There's a divinity that shapes our ends,
Rough hew them how we will.

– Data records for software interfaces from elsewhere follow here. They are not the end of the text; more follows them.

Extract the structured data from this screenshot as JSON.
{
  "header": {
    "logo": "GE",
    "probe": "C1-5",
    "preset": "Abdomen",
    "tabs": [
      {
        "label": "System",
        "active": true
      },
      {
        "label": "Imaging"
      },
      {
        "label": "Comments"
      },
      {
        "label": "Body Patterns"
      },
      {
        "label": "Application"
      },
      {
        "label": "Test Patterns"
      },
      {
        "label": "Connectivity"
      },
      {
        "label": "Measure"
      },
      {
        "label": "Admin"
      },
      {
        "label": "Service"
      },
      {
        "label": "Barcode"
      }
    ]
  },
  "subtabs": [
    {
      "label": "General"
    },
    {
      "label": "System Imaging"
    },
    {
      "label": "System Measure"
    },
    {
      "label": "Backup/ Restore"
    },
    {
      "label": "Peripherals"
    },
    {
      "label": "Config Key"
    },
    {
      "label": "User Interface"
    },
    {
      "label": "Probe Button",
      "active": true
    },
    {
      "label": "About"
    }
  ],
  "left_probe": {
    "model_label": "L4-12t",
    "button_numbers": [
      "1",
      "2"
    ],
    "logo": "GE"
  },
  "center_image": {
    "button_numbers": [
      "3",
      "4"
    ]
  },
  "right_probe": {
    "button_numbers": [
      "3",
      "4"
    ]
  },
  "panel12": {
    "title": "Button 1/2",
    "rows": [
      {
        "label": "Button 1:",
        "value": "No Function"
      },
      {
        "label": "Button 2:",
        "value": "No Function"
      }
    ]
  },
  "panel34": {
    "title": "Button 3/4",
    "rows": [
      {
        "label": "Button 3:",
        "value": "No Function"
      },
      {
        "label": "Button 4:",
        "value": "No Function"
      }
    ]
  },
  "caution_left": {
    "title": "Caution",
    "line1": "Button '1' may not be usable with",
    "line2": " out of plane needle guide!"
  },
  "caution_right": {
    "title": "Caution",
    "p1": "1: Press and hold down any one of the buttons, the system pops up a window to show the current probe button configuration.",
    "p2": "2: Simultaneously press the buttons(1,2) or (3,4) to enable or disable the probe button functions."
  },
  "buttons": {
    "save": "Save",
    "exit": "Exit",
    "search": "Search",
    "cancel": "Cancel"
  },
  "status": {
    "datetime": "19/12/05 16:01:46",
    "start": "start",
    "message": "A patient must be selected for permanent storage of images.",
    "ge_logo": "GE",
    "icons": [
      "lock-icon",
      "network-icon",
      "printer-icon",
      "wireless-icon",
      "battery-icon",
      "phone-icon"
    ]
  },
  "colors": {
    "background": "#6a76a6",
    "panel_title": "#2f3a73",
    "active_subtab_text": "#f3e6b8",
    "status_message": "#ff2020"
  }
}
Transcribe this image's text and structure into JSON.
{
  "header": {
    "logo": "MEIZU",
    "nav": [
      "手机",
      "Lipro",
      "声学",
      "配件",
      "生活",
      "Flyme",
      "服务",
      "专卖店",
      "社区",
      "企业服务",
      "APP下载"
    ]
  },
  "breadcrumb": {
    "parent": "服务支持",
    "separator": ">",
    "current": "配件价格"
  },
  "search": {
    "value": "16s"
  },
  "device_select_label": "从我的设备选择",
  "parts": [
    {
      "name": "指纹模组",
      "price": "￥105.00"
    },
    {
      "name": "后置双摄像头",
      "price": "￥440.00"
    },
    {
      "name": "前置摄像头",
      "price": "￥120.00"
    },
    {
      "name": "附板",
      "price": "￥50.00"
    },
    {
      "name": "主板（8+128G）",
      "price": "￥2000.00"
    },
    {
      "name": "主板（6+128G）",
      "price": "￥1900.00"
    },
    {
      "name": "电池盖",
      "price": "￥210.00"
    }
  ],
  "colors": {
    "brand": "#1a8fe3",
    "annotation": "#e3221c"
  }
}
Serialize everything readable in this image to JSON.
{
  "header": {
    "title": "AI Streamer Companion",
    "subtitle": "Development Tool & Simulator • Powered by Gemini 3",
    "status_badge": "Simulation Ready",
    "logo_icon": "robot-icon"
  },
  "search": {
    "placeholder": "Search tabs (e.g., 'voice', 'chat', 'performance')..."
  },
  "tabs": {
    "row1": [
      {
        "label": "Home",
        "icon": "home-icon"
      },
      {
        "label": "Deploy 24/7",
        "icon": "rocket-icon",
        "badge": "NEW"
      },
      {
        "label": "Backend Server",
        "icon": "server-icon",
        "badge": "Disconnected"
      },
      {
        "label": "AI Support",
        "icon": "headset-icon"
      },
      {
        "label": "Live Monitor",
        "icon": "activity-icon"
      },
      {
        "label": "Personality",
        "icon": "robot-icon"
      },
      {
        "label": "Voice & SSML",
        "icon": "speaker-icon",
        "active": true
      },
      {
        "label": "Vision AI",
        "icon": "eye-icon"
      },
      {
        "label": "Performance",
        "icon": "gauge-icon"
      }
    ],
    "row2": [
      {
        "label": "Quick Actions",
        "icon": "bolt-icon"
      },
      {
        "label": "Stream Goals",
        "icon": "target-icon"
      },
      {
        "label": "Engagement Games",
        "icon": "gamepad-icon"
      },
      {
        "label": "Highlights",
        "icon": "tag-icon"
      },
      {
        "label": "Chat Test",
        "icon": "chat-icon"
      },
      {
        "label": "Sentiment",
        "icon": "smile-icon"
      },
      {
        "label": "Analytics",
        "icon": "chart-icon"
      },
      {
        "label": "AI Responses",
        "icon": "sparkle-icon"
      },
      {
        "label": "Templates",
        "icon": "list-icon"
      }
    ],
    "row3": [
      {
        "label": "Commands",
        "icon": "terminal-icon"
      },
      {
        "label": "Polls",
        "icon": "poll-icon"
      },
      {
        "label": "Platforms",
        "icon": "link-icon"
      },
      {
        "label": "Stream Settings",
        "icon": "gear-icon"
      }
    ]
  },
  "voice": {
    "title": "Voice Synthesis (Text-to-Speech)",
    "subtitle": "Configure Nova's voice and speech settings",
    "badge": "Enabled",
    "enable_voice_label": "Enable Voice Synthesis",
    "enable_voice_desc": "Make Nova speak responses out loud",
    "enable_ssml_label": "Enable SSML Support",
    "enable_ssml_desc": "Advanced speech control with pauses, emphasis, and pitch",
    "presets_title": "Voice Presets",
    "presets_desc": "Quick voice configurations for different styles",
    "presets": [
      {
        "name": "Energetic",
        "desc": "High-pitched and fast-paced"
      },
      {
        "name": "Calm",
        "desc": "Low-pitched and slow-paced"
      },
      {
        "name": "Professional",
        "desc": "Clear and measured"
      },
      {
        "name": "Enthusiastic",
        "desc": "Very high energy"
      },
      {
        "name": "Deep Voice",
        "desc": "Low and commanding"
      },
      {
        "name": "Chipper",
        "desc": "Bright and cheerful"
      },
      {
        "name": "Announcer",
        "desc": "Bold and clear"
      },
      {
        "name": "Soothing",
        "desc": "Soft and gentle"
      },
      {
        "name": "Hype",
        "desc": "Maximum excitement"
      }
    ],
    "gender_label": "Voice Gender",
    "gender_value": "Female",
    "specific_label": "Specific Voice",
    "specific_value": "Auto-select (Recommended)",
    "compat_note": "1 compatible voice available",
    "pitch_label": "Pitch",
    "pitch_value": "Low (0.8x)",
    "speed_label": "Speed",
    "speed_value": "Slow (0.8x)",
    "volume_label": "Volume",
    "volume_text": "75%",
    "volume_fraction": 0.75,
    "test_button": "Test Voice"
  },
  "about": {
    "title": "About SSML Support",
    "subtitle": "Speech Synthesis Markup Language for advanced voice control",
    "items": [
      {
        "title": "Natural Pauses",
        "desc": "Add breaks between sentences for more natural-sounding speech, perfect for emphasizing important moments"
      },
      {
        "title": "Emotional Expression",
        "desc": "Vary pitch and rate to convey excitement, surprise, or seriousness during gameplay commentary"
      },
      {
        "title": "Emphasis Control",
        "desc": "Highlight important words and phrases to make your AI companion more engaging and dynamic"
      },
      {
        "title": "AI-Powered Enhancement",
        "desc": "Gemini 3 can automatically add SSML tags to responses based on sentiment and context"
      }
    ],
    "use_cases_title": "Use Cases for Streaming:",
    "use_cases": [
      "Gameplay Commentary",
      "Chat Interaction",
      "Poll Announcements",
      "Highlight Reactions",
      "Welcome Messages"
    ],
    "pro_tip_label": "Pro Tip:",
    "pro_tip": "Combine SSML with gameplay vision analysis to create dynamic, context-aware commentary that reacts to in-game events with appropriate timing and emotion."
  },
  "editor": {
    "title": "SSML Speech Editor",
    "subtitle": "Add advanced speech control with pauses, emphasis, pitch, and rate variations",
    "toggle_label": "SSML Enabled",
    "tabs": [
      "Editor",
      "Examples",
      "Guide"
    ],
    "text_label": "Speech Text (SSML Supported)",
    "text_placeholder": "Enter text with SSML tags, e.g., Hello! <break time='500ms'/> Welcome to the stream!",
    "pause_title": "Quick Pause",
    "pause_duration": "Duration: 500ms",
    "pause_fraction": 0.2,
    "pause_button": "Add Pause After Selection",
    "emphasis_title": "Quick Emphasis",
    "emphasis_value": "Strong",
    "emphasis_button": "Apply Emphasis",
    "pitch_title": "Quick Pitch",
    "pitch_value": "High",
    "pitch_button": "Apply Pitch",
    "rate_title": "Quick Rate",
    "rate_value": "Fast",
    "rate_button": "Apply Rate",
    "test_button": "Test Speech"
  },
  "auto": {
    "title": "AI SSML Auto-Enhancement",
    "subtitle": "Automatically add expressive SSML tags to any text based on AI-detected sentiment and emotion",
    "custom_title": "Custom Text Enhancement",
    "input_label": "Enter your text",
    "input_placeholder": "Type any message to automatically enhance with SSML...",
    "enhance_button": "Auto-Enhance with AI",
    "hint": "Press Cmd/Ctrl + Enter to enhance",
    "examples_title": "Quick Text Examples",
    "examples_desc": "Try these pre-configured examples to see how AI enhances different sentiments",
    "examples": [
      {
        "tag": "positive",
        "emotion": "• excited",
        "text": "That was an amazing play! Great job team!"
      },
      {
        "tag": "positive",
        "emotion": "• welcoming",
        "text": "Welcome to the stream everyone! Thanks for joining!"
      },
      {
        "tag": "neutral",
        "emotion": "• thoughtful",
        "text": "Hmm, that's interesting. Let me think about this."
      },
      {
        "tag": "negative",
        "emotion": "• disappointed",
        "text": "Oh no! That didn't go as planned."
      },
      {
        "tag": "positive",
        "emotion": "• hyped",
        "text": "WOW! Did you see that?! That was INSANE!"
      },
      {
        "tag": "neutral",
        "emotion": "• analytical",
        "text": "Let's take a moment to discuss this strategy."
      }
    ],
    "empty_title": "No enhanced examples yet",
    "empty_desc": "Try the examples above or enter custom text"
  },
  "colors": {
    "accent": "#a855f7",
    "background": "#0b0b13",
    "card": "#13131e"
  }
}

It so happened that at this time there was in Wellington a gentleman well known to New Zealand politics, Mr. Thomas Russell. This gentleman, by dint of many enquiries among the members of the House of Representatives, had ascertained that there was a majority of the members in favor of such a measure as that hinted at by the Premier. For what purpose or with what object Thomas Russell pursued these enquiries, and then confided his acquired knowledge to the Premier, it is difficult to say. Rumour, however, with its busy tongue whispered that Mr. Russell had been commissioned by the Premier to propose to Mr. Stafford a coalition before never dreamed of—for few men thought that, even amidst the changes of New Zealand politics, Vogel, Fox, and Stafford would ever be found side by side. Stafford declined the doubtful honor, but for the occasion at any rate was found ready to fight shoulder to shoulder with his political antagonists. And so it came to pass that, from an angry threat, a series of resolutions destined to figure largely in New Zealand's history, which indeed marks the third important epoch in the progress of this colony, came into existence, and were obtruded upon the notice of Parliament and people. The future historian will note the foundation of New Zealand as a colony, the receipt by it of a constitutional and representative government, and the organic change by which Provincialism was swept away—and the people and their rulers left face to face—as the three great steps of our early existence.: For it needs no prophet's vision to forsee that New Zealand is committed to a struggle which must end in the total abolition of the Provincial system of government. Before considering the resolutions and the circumstances which immediately introduced and surrounded them, it may be wise for us to glance back and trace so far as we are able the growth of those principles and events which have ultimately led to our present position.